Mining the Disclosures 2015 is a deep analysis of corporate due diligence procedures that identify and address conflict minerals’ risks, human rights performance, and in-region impact. When companies increase their ability to trace the minerals of specific components back to the smelter level and beyond, and insist on sourcing conflict-free minerals from the Democratic Republic of Congo (DRC), they are changing the status quo. Because of Section 1502 of the Dodd-Frank Act, more companies are recognizing that the human rights of miners and local families cannot be separated from the use of these minerals.
A study from Responsible Sourcing Network and research provider Sustainalytics measuring company performance on a major human rights risk found mixed results. In last year’s inaugural round of filings, 1,315 companies submitted conflict minerals disclosures as required by Section 1502 of the 2010 Dodd Frank Act. Mining the Disclosures: An Investor Guide to Conflict Minerals Reporting provides a transparent and scalable methodology for analyzing company social performance as part of an integrated approach toward environmental, social, and governance reporting.
In order to help standardize the methodology for evaluating filings related to company performance in creating social value and mitigating social risk in the supply chain related to conflict minerals, RSN has developed the Indicators Shortlist: Measuring Performance in Conflict Minerals Reporting. This Shortlist is an update to our 2014 Expectations Shortlist for Companies Conflict Minerals Reporting.
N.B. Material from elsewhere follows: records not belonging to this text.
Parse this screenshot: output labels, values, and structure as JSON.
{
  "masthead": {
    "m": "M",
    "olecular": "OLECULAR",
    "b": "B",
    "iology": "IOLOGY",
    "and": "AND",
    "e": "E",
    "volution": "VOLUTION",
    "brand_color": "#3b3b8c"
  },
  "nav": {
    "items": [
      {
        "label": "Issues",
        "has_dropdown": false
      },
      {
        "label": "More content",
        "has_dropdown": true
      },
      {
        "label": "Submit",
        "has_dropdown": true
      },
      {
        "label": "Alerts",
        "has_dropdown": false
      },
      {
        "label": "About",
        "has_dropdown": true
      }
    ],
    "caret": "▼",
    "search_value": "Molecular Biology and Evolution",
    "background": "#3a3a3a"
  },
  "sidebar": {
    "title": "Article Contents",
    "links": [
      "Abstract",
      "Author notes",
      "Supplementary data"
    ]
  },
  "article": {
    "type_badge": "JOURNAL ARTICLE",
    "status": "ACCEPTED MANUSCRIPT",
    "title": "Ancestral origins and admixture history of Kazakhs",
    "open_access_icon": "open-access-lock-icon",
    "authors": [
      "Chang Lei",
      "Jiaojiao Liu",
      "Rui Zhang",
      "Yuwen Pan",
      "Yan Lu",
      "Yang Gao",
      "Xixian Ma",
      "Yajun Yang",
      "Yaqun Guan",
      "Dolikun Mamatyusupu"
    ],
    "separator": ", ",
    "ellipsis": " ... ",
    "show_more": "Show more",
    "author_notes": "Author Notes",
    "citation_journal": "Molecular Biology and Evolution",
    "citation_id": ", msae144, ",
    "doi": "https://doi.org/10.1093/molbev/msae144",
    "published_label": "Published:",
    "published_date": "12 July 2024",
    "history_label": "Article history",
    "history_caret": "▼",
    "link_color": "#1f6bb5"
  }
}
Far more detailed than the initial shortlist, this indicator set provides a measurement tool to track and compare activities with a clear and easily replicable methodology that can be used by investors.
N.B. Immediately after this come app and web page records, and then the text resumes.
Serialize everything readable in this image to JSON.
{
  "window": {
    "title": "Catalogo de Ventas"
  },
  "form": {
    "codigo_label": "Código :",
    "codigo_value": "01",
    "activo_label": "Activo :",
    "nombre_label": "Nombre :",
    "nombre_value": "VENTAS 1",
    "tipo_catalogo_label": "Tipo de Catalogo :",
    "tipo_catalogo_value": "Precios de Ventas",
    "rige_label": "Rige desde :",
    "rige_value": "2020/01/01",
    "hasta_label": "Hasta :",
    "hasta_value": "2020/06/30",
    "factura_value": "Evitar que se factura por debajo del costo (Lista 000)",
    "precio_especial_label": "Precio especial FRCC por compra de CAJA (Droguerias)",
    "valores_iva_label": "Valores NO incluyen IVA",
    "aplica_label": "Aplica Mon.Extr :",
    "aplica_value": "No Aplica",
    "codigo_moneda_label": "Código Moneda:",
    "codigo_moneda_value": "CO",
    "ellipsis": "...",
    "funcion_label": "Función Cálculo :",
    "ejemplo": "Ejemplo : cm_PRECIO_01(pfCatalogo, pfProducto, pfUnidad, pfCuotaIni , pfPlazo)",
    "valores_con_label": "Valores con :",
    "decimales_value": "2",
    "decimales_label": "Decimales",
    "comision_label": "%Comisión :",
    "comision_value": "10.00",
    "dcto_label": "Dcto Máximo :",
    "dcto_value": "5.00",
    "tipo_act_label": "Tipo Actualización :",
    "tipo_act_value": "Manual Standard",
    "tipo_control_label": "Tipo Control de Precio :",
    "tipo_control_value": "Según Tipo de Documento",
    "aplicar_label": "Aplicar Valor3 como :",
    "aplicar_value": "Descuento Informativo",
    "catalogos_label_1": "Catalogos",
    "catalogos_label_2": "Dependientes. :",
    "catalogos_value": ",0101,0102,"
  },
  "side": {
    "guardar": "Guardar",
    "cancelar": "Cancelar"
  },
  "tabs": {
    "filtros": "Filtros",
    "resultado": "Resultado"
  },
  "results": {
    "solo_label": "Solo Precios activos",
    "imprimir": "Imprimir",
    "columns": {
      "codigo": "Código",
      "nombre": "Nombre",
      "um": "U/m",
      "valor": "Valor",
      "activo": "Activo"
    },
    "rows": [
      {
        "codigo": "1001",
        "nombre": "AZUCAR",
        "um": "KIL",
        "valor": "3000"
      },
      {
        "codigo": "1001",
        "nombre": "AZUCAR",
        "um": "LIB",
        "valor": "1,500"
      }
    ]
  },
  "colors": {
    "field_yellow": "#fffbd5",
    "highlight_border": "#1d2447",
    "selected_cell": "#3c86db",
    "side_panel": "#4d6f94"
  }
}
In early 2014, RSN published Cotton Sourcing Snapshot, which surveyed 49 home goods and apparel companies and reported on what they were or were not doing to ensure Uzbek cotton picked with forced labor was not in their manufactured products. With new actions taken and additional information provided, the Cotton Sourcing Snapshot: 2015 Addendum offers another look at the companies that previously scored the lowest, including improved scores, trends, and best practices.
With the inaugural round of conflict minerals disclosure reports submitted to the Securities and Exchange Commission (SEC), Responsible Sourcing Network and a coalition of NGOs and sustainable and responsible investors have released a list of criteria to assist in evaluating the reports. Expectations Shortlist features information that stakeholders expect to see in the SEC filings, on the issuers’ websites, or in sustainability reports.
Responsible Sourcing Network’s new report includes survey results and ratings of 49 companies reflecting what industries are doing to stop cotton from Uzbekistan picked with forced labor from entering their supply chains. The report provides an overview of industry challenges and best practices to help clarify the path forward.
Today RSN and the Enough Project are releasing the paper Expectations for Companies’ Conflict Mineral Reporting. It provides a set of reporting guidelines that SRI investors and human rights groups are expecting companies to disclose to the SEC by May 2014. The paper encourages companies to establish baselines in their inaugural reports and specify steps they will take to improve transparency in their conflict minerals sourcing.
A new report to help brands identify high risk cotton and trace the origin of the cotton in their products so they can eliminate cotton linked to forced or child labor, particularly in Uzbekistan where the government orchestrates forced adult and child labor.
This report examines the potential of Trusts to assist the Democratic Republic of the Congo as a useful organizational structure that could help tackle some of its current challenges such as food scarcity, land insecurity, and disempowerment of women.
What’s Needed: An Overview of Multi-Stakeholder and Industry Activities to Achieve Conflict-Free Minerals
This white paper authored by Karen Sumie Runde and Nicole Sowers and edited by Patricia Jurewicz is a comprehensive overview of initiatives for investors and companies and emphasizes a holistic approach to solving the problem.
A report from the Responsible Sourcing Network, a project of As You Sow, helps brands and retailers understand the Uzbek cotton industry and the risks associated with the use of forced child labor in supply chains.
This report presents how apparel industry leaders have made changes to their internal purchasing practices and corporate structures as part of the continued efforts to improve factory working conditions. Interviews with industry leaders detail how innovative purchasing practices impact both compliance and cost savings. Examples from Gap Inc., Jones Apparel, Levi Strauss & Co., Nike, Nordstrom, Phillips-Van Heusen, and Timberland show numerous benefits of having an effectively managed supply chain.
More than a decade ago, apparel companies began to adopt vendor codes of conduct to avoid risks associated with sweatshop conditions in their supply chains. But it’s been unclear which major brands actually adopted substantive policies and programs to address this daunting issue. Toward a Safe, Just Workplace provides a scorecard and report focus on company programs such as: factory auditing, remediation, continuous improvement, collaboration, company management accountability, and transparency. Participating companies include WalMart Stores, Inc., Target Corp., Nordstrom Inc., The Gap Inc., and Levi Strauss & Co.